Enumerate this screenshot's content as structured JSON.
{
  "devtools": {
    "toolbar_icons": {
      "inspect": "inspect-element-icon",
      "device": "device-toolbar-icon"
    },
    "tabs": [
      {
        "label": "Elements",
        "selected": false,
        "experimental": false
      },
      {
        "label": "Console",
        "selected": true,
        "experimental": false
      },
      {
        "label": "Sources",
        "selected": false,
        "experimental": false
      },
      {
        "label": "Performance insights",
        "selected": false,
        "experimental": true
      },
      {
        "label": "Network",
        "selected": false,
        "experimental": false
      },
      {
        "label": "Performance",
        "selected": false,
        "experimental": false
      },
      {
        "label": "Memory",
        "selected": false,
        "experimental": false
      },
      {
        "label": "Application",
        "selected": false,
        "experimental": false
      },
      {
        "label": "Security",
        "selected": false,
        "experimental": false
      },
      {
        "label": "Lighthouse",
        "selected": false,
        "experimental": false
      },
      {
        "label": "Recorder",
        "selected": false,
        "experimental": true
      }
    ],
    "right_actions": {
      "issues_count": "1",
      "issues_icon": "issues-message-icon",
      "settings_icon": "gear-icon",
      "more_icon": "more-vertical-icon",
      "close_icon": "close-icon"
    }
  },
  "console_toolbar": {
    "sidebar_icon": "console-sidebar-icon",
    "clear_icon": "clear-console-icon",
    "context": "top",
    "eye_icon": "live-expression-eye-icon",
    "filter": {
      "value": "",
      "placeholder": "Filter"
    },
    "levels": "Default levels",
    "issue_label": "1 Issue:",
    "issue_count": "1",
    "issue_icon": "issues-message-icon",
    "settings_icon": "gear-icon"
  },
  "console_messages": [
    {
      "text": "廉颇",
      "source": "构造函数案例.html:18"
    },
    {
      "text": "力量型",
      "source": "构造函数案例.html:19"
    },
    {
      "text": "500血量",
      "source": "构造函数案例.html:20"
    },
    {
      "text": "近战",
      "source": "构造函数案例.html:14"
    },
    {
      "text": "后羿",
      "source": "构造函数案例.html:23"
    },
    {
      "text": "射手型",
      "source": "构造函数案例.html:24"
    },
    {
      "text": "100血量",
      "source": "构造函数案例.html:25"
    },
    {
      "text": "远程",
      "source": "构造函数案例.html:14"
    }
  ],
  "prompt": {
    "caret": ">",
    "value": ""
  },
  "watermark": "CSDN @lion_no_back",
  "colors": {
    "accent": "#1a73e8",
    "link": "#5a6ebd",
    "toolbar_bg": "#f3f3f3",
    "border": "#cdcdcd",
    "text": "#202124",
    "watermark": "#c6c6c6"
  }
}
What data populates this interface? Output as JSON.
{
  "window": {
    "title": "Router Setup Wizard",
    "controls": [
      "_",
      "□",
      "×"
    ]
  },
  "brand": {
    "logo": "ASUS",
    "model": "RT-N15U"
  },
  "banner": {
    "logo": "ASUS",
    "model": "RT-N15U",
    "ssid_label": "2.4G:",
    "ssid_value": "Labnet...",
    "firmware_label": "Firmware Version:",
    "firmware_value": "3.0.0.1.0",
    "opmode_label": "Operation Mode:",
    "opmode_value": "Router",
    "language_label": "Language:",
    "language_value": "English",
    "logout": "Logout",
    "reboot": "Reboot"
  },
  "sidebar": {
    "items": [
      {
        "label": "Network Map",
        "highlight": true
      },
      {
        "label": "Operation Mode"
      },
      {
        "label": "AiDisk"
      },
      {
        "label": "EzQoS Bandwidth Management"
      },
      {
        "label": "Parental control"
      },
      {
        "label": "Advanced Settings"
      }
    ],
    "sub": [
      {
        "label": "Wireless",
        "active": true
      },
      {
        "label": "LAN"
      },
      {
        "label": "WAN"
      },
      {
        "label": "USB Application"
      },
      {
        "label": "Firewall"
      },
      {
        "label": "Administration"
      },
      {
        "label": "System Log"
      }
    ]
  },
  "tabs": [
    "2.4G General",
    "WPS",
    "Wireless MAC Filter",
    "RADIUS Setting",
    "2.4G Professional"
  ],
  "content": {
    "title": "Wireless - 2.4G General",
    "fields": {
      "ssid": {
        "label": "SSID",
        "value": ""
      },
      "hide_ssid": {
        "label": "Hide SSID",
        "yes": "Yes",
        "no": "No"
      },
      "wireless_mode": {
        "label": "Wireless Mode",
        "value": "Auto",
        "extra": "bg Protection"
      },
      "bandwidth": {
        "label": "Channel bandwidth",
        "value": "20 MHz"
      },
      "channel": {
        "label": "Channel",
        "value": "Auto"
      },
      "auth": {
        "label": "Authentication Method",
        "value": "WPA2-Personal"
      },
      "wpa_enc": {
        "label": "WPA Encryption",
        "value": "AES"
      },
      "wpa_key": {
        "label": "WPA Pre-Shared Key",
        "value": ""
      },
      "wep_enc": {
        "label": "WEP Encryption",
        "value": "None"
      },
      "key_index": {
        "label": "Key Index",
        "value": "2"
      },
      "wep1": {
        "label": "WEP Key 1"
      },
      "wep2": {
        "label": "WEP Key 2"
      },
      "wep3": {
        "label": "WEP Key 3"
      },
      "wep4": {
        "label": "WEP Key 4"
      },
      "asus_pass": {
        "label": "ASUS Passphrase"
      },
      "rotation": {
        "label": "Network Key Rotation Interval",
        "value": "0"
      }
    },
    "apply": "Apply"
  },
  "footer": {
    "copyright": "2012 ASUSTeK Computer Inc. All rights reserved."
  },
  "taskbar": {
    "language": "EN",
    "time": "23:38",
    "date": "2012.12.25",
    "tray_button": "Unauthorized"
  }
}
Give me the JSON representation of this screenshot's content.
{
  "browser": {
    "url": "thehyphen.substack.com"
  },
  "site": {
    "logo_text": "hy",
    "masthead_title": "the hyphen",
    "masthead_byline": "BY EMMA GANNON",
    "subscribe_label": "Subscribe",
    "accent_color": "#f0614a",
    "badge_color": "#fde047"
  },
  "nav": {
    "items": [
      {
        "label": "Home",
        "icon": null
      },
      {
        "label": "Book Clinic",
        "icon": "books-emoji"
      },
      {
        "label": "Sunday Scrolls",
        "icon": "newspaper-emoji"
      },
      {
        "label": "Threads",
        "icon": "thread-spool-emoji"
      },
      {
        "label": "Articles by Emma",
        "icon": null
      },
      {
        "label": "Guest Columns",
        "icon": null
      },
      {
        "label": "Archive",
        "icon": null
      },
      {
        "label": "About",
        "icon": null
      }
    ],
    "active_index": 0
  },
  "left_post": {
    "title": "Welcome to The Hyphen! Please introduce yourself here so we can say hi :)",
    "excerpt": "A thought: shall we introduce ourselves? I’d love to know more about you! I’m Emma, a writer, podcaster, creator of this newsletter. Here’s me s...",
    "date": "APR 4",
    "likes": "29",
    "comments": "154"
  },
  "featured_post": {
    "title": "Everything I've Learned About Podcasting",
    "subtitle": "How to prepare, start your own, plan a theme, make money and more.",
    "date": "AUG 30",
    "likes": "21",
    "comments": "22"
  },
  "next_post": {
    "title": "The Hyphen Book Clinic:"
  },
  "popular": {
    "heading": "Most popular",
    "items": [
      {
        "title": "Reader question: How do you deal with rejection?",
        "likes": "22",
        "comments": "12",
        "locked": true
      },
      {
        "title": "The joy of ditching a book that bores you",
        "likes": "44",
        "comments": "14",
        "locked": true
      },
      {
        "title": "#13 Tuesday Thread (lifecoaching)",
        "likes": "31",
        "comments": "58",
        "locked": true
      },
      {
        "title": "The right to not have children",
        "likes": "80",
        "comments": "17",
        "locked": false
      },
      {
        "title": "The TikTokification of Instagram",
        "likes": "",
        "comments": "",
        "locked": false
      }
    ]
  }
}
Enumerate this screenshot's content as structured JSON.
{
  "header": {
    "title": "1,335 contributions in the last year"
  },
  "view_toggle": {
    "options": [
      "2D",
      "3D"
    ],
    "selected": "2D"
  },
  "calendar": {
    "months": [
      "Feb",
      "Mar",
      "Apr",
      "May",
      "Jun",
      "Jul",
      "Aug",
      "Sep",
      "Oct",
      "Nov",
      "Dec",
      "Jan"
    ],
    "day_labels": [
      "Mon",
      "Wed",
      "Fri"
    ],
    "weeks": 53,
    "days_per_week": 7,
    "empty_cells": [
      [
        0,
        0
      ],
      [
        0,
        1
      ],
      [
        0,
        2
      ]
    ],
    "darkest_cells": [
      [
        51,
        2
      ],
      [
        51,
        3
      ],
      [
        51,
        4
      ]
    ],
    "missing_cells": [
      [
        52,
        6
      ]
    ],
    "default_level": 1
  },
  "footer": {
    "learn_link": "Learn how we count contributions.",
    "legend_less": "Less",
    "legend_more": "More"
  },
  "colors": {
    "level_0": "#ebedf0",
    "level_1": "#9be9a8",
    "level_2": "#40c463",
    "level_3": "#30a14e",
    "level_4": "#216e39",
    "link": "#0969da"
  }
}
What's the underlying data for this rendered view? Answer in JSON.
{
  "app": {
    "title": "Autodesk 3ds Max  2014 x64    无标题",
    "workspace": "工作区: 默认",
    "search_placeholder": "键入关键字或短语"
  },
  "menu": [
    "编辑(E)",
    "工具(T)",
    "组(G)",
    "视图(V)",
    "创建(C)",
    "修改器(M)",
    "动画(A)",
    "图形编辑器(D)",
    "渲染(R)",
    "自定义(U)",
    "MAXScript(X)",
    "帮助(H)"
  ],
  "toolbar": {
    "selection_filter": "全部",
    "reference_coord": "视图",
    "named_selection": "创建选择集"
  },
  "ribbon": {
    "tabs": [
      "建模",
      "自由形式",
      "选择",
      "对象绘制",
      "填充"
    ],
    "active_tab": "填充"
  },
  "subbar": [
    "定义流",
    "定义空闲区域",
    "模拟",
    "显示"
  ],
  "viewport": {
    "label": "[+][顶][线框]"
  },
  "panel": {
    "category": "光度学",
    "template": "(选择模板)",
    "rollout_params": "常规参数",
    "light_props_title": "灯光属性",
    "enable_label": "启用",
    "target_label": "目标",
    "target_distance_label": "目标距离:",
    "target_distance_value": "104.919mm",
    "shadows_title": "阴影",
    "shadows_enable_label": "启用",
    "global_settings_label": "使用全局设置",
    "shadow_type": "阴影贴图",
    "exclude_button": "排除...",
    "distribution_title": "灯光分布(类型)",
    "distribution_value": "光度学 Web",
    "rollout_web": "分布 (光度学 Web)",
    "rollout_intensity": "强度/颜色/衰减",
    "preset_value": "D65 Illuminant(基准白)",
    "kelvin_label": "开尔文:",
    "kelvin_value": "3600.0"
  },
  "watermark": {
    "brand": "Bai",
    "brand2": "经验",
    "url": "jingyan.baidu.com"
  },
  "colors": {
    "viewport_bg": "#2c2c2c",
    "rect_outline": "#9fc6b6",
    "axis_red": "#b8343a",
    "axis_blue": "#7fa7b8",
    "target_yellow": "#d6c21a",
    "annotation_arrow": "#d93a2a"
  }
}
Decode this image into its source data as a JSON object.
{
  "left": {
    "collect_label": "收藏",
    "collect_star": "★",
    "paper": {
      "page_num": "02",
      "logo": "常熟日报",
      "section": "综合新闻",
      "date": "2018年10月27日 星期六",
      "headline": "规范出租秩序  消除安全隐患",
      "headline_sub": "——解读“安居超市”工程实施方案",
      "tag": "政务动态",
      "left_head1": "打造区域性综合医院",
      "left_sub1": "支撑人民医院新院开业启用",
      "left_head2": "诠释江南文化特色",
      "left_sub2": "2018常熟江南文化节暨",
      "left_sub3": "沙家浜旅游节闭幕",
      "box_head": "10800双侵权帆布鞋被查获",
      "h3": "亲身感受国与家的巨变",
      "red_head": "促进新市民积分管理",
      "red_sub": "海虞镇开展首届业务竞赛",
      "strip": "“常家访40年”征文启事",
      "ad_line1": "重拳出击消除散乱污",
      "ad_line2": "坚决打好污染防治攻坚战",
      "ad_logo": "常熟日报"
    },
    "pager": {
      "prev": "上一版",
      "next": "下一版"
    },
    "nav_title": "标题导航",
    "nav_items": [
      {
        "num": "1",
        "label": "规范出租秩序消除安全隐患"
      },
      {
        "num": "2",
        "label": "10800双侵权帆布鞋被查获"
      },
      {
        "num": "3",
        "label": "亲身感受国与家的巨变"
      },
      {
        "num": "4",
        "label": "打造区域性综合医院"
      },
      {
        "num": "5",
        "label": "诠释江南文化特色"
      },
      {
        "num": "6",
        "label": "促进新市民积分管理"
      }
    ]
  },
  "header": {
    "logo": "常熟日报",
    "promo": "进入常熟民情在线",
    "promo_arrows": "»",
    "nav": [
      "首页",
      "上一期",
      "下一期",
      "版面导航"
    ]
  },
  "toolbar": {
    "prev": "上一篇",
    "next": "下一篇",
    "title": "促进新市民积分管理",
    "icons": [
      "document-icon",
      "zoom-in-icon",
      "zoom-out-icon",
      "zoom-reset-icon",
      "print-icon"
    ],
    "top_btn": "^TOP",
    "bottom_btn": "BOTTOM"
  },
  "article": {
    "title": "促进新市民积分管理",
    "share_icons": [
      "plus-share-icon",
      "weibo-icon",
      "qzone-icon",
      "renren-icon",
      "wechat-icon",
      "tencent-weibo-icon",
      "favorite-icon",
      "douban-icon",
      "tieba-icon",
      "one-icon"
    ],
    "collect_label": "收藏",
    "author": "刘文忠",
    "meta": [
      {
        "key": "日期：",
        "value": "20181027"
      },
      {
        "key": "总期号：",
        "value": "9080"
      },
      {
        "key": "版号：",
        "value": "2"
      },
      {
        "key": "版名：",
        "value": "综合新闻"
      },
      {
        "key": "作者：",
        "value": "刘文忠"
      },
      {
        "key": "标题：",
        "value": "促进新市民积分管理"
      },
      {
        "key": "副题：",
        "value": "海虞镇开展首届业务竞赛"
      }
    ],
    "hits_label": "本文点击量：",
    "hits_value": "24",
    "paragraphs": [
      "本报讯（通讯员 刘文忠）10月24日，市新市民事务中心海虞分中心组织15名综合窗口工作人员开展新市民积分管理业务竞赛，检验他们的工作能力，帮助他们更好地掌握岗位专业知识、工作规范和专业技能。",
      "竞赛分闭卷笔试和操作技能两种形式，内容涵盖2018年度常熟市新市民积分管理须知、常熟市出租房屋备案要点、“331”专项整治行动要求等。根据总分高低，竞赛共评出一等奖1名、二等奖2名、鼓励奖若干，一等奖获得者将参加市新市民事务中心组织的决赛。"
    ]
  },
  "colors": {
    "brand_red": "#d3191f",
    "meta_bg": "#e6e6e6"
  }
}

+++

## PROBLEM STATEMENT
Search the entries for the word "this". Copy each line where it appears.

## RESPONSE AREA
Enumerate this screenshot's content as structured JSON.
What data populates this interface? Output as JSON.
Give me the JSON representation of this screenshot's content.
    "excerpt": "A thought: shall we introduce ourselves? I’d love to know more about you! I’m Emma, a writer, podcaster, creator of this newsletter. Here’s me s...",
Enumerate this screenshot's content as structured JSON.
What's the underlying data for this rendered view? Answer in JSON.
Decode this image into its source data as a JSON object.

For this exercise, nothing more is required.